What this task involves:
Each of the entries below is to be written out exactly, and the images skipped.

[Available data Boundary: Start]

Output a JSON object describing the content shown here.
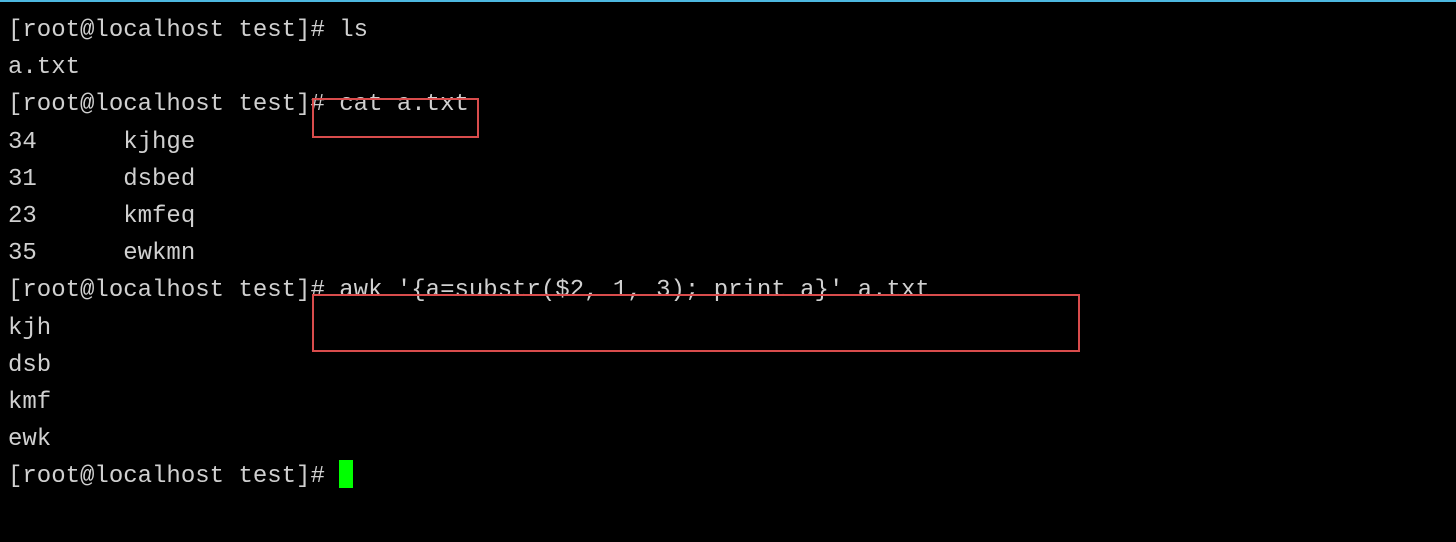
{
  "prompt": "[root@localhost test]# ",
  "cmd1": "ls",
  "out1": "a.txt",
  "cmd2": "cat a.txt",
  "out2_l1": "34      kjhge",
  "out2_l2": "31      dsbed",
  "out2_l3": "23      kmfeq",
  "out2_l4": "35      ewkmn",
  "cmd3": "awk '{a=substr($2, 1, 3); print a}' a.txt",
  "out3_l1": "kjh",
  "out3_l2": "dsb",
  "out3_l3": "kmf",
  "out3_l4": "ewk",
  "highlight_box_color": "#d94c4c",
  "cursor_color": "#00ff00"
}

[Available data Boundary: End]

The answer:
Output a JSON object describing the content shown here.
{
  "prompt": "[root@localhost test]# ",
  "cmd1": "ls",
  "out1": "a.txt",
  "cmd2": "cat a.txt",
  "out2_l1": "34      kjhge",
  "out2_l2": "31      dsbed",
  "out2_l3": "23      kmfeq",
  "out2_l4": "35      ewkmn",
  "cmd3": "awk '{a=substr($2, 1, 3); print a}' a.txt",
  "out3_l1": "kjh",
  "out3_l2": "dsb",
  "out3_l3": "kmf",
  "out3_l4": "ewk",
  "highlight_box_color": "#d94c4c",
  "cursor_color": "#00ff00"
}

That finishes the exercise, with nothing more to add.